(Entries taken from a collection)
***

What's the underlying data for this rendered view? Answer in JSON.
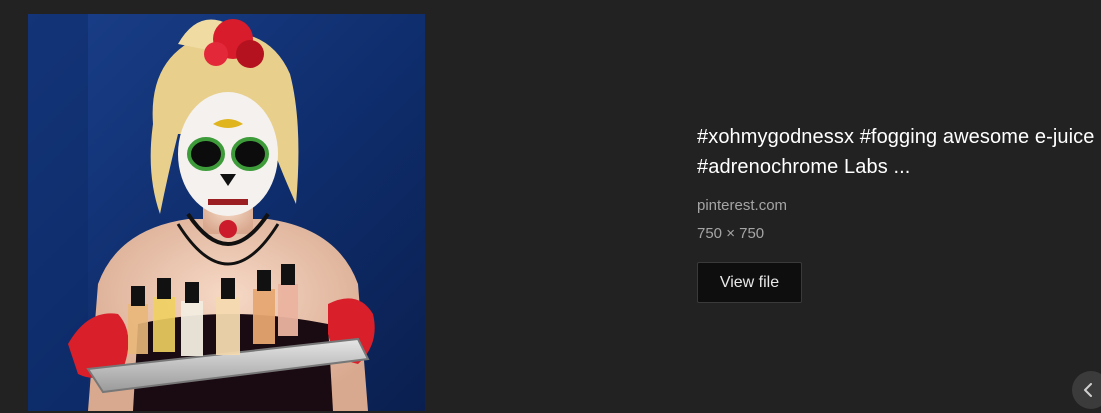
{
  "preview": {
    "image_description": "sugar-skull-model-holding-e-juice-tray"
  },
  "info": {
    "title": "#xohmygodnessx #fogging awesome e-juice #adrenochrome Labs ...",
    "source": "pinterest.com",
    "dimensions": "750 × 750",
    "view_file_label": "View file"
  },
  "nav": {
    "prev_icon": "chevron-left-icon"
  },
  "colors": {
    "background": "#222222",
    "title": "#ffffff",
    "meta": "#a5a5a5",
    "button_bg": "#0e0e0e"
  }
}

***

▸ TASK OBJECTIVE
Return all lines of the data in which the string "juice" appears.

▸ RESULT BELOW
    "image_description": "sugar-skull-model-holding-e-juice-tray"
    "title": "#xohmygodnessx #fogging awesome e-juice #adrenochrome Labs ...",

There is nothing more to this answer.